His speeches equated those fiscal policies with winning the Civil War -- during which he’d risen to the rank of brevet major.

Here’s a partial transcript of a speech delivered from his front porch:

“My fellow citizens, recent events have imposed upon the patriotic people of this country a responsibility and a duty greater than that of any since the Civil War. Then it was a struggle to preserve the government of the United States. Now it is a struggle to preserve the financial honor of the government.

“Our creed embraces an honest dollar, an untarnished national credit, adequate revenues for the uses of the government, protection to labor and industry, preservation of the home market, and reciprocity which will extend our foreign markets.

“Upon this platform we stand, and submit its declaration to the sober and considerate judgment of the American people.”

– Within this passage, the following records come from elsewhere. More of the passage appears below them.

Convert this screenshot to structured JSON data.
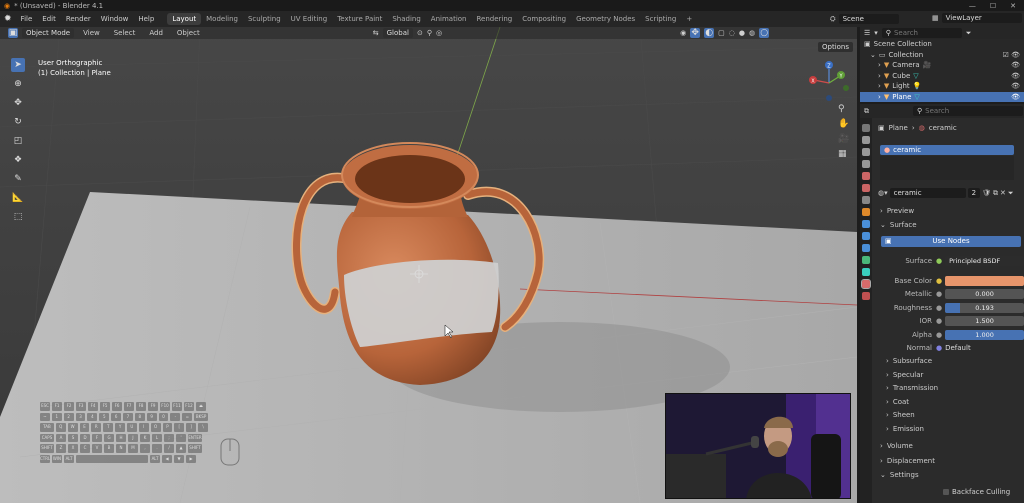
{
  "window": {
    "title": "* (Unsaved) - Blender 4.1",
    "controls": [
      "—",
      "☐",
      "✕"
    ]
  },
  "menu": [
    "File",
    "Edit",
    "Render",
    "Window",
    "Help"
  ],
  "workspaces": [
    "Layout",
    "Modeling",
    "Sculpting",
    "UV Editing",
    "Texture Paint",
    "Shading",
    "Animation",
    "Rendering",
    "Compositing",
    "Geometry Nodes",
    "Scripting"
  ],
  "workspace_add": "+",
  "scene": {
    "name": "Scene",
    "view_layer": "ViewLayer"
  },
  "viewport_header": {
    "mode": "Object Mode",
    "menus": [
      "View",
      "Select",
      "Add",
      "Object"
    ],
    "orientation": "Global",
    "options": "Options"
  },
  "viewport_overlay": {
    "view": "User Orthographic",
    "collection": "(1) Collection | Plane"
  },
  "gizmo": {
    "x": "X",
    "y": "Y",
    "z": "Z"
  },
  "outliner": {
    "search_placeholder": "Search",
    "root": "Scene Collection",
    "collection": "Collection",
    "items": [
      "Camera",
      "Cube",
      "Light",
      "Plane"
    ]
  },
  "properties": {
    "search_placeholder": "Search",
    "breadcrumb_object": "Plane",
    "breadcrumb_material": "ceramic",
    "slot_name": "ceramic",
    "material_name": "ceramic",
    "user_count": "2",
    "preview": "Preview",
    "surface": "Surface",
    "use_nodes": "Use Nodes",
    "surface_label": "Surface",
    "surface_shader": "Principled BSDF",
    "fields": [
      {
        "label": "Base Color",
        "value": "",
        "fill": 1.0
      },
      {
        "label": "Metallic",
        "value": "0.000",
        "fill": 0.0
      },
      {
        "label": "Roughness",
        "value": "0.193",
        "fill": 0.193
      },
      {
        "label": "IOR",
        "value": "1.500",
        "fill": 0.0
      },
      {
        "label": "Alpha",
        "value": "1.000",
        "fill": 1.0
      }
    ],
    "normal_label": "Normal",
    "normal_value": "Default",
    "subpanels": [
      "Subsurface",
      "Specular",
      "Transmission",
      "Coat",
      "Sheen",
      "Emission"
    ],
    "sections": [
      "Volume",
      "Displacement",
      "Settings"
    ],
    "backface": "Backface Culling"
  },
  "colors": {
    "accent": "#4772b3",
    "base_color": "#e7956b",
    "vase": "#b7643a"
  },
  "keyboard": [
    [
      "ESC",
      "F1",
      "F2",
      "F3",
      "F4",
      "F5",
      "F6",
      "F7",
      "F8",
      "F9",
      "F10",
      "F11",
      "F12",
      "⏏"
    ],
    [
      "~",
      "1",
      "2",
      "3",
      "4",
      "5",
      "6",
      "7",
      "8",
      "9",
      "0",
      "-",
      "=",
      "BKSP"
    ],
    [
      "TAB",
      "Q",
      "W",
      "E",
      "R",
      "T",
      "Y",
      "U",
      "I",
      "O",
      "P",
      "[",
      "]",
      "\\"
    ],
    [
      "CAPS",
      "A",
      "S",
      "D",
      "F",
      "G",
      "H",
      "J",
      "K",
      "L",
      ";",
      "'",
      "ENTER"
    ],
    [
      "SHIFT",
      "Z",
      "X",
      "C",
      "V",
      "B",
      "N",
      "M",
      ",",
      ".",
      "/",
      "▲",
      "SHIFT"
    ],
    [
      "CTRL",
      "WIN",
      "ALT",
      "",
      "",
      "",
      "",
      "",
      "",
      "ALT",
      "◀",
      "▼",
      "▶"
    ]
  ]
}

William Jennings Bryan’s ‘Cross of Gold’

William Jennings Bryan’s speech at the 1896 Democratic Convention is largely regarded as one of the best political speeches in American history. After it, “Bedlam broke loose,” and the former Nebraska congressman became the Democratic presidential candidate. And pundits, who had predicted a huge Republican win (based the GOP’s cash advantage and a Democratic administration being in charge during a Depression) suddenly saw a race worth watching.

Here’s the crescendo of the 35-minute speech in which Bryan lambasted the Republican call for gold to remain the only standard used to redeem paper money. Bryan wanted both gold and silver to be the standard:

“It is the issue of 1776 over again. Our ancestors, when but three millions in number, had the courage to declare their political independence of every other nation; shall we, their descendants, when we have grown to seventy millions, declare that we are less independent than our forefathers? No, my friends, that will never be the verdict of our people. Therefore, we care not upon what lines the battle is fought. If they say bimetallism is good, but that we cannot have it until other nations help us, we reply that, instead of having a gold standard because England has, we will restore bimetallism, and then let England have bimetallism because the United States has it. If they dare to come out in the open field and defend the gold standard as a good thing, we will fight them to the uttermost. …

“Having behind us the producing masses of this nation and the world, supported by the commercial interests, the laboring interests, and the toilers everywhere, we will answer their demand for a gold standard by saying to them: "You shall not press down upon the brow of labor this crown of thorns; you shall not crucify mankind upon a cross of gold."

Correction: This story originally attributed comments on Mark Hanna's front-porch campaign strategy to William Harpine. They are actually from a U.S. Senate history.

M.L. Schultze is a freelance journalist. She spent 25 years at The Repository in Canton where she was managing editor for nearly a decade, then served as WKSU's news director and digital editor until her retirement.